Assigned task. The answer must consist of every line from the entries that holds the word "slice".

******

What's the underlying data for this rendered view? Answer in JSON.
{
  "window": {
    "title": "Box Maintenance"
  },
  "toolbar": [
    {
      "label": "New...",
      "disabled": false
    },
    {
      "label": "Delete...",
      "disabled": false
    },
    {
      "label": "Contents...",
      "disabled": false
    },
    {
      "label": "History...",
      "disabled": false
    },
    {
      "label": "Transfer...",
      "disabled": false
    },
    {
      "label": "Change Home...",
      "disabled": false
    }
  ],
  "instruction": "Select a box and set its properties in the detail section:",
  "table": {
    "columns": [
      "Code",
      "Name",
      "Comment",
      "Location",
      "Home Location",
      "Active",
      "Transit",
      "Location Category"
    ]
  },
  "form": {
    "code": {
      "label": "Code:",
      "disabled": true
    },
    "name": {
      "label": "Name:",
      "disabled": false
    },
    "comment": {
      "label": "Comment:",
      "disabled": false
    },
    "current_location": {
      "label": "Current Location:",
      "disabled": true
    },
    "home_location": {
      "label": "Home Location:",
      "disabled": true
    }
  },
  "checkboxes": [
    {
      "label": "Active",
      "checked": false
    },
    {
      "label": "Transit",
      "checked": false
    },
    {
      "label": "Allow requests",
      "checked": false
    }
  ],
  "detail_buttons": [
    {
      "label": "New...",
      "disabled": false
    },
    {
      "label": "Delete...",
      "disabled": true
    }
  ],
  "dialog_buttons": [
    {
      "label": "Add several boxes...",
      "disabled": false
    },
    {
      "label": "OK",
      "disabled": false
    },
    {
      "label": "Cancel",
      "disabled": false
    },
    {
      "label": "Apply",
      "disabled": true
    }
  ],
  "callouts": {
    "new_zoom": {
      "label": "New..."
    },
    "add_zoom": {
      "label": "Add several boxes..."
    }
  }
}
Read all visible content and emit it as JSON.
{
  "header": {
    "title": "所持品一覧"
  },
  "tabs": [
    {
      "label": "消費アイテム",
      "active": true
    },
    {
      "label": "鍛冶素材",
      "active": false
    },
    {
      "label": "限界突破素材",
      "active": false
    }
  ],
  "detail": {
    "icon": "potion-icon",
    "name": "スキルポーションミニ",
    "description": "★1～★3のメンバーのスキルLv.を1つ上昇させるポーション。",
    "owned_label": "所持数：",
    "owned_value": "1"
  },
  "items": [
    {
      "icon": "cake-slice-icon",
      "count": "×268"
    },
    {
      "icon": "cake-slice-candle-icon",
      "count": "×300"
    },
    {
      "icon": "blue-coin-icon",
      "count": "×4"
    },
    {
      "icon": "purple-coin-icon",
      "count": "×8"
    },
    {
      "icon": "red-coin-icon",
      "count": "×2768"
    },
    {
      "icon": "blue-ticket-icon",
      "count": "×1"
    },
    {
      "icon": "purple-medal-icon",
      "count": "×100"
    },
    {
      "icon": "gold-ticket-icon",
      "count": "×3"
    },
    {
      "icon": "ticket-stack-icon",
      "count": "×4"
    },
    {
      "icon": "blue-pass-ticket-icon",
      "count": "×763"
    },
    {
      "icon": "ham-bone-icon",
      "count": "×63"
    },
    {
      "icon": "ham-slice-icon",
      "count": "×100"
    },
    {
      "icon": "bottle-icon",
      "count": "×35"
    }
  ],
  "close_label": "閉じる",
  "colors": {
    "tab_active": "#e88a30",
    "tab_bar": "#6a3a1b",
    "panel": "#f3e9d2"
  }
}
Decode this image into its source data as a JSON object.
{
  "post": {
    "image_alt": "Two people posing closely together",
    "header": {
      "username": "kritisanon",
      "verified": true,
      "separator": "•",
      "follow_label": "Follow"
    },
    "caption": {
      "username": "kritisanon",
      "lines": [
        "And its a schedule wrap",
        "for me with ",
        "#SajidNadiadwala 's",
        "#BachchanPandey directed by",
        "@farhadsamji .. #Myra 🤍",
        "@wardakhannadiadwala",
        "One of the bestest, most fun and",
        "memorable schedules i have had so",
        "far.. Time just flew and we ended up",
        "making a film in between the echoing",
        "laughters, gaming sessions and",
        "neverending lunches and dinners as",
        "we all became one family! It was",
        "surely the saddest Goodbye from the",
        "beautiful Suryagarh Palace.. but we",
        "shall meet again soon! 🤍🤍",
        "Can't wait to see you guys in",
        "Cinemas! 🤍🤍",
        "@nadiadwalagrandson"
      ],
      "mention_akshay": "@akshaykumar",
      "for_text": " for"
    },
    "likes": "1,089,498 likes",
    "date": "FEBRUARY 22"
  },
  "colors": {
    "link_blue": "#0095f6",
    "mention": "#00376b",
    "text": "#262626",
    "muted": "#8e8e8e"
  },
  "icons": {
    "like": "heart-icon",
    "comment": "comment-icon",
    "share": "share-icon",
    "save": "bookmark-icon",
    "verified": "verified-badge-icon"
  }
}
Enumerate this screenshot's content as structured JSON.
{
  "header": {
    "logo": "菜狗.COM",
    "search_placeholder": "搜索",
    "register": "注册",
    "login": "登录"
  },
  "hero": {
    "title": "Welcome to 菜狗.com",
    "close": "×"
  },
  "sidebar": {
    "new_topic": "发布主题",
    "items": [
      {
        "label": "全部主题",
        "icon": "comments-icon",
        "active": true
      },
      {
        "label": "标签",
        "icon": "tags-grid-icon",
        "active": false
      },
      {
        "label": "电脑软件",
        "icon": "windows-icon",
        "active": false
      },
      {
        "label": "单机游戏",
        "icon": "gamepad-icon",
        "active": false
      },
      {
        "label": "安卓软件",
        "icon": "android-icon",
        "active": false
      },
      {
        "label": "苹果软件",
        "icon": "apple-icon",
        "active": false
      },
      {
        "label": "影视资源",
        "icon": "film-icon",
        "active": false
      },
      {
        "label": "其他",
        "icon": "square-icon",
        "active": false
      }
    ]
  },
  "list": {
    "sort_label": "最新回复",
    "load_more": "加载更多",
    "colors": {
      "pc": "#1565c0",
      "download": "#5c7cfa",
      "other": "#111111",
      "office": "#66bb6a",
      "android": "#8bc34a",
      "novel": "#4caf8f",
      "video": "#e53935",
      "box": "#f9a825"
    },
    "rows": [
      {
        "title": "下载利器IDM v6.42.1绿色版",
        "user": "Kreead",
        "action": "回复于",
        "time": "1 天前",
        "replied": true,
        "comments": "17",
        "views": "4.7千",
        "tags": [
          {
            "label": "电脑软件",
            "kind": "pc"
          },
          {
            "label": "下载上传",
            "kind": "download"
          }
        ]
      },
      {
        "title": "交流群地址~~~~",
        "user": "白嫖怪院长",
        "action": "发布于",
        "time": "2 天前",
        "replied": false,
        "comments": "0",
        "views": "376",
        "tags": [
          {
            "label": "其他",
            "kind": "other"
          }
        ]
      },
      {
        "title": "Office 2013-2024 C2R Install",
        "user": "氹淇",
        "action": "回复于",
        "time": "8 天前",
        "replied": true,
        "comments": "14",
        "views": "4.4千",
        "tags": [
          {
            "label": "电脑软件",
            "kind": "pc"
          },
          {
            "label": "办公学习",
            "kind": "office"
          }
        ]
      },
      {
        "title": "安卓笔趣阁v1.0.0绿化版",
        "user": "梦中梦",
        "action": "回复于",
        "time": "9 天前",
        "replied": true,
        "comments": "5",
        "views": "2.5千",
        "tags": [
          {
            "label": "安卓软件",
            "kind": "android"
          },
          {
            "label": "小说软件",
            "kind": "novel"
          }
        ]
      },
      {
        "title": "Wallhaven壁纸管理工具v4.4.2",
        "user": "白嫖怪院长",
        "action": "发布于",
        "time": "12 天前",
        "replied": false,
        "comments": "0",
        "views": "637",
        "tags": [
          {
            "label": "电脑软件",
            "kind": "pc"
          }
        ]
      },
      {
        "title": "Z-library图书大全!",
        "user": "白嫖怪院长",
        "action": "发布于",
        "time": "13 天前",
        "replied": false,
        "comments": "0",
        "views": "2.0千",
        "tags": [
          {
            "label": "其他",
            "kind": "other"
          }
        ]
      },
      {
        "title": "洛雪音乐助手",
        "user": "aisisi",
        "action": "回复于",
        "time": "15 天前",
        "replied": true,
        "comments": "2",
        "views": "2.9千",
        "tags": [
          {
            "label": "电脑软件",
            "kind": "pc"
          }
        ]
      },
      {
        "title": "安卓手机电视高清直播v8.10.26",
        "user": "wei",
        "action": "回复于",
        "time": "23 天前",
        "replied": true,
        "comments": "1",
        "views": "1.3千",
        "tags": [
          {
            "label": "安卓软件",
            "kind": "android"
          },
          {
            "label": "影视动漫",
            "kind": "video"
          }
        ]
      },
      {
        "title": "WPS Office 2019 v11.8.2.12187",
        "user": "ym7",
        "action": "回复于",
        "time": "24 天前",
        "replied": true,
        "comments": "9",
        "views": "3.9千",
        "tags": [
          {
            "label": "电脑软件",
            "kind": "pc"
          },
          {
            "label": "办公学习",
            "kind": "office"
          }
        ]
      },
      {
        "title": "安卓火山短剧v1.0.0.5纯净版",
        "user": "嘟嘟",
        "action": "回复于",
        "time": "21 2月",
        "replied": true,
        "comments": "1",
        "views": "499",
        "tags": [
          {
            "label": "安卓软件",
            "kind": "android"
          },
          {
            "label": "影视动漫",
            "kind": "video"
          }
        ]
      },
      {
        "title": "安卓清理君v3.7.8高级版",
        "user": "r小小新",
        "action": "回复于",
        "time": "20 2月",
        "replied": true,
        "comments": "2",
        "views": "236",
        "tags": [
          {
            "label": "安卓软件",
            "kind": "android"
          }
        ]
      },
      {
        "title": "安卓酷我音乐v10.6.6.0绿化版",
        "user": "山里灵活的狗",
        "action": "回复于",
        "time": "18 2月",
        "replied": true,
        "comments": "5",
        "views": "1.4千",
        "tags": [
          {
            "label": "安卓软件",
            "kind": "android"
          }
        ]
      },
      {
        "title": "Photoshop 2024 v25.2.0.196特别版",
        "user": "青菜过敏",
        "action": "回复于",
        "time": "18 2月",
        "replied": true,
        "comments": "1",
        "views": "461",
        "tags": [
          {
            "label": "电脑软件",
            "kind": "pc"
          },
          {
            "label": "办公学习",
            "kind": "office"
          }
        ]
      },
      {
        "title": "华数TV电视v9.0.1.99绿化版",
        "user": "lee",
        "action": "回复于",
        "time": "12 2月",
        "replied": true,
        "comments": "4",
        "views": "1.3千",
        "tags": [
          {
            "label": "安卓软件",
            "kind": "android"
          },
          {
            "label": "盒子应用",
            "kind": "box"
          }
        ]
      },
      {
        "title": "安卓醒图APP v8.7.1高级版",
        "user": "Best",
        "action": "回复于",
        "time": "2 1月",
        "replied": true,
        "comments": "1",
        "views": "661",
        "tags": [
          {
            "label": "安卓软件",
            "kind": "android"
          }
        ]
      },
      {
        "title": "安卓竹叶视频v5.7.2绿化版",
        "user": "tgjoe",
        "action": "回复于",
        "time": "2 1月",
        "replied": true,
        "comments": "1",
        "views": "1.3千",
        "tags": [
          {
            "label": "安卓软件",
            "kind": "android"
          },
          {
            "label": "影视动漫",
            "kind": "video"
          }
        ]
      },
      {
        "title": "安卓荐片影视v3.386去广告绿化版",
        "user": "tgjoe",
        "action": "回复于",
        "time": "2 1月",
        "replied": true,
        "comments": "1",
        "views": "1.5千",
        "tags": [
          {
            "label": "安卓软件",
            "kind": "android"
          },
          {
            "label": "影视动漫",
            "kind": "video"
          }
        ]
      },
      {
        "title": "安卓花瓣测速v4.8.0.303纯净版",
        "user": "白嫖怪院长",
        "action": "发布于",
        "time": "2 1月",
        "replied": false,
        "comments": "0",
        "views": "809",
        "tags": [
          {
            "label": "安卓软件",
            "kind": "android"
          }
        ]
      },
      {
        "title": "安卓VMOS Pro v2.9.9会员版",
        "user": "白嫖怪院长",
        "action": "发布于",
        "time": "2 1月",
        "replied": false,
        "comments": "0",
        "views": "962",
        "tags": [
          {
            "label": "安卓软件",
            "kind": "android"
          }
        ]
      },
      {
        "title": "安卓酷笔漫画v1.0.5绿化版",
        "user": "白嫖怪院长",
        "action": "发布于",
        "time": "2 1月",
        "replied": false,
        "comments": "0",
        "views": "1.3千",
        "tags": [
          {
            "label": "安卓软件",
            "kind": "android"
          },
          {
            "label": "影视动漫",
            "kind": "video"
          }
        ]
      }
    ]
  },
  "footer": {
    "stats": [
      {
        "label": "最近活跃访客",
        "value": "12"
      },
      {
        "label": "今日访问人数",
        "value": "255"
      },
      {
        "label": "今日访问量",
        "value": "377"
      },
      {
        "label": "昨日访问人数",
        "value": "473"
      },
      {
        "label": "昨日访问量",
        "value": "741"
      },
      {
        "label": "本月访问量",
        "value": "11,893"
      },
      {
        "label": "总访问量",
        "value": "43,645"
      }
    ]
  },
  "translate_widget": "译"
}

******

Your solution.
      "icon": "cake-slice-icon",
      "icon": "cake-slice-candle-icon",
      "icon": "ham-slice-icon",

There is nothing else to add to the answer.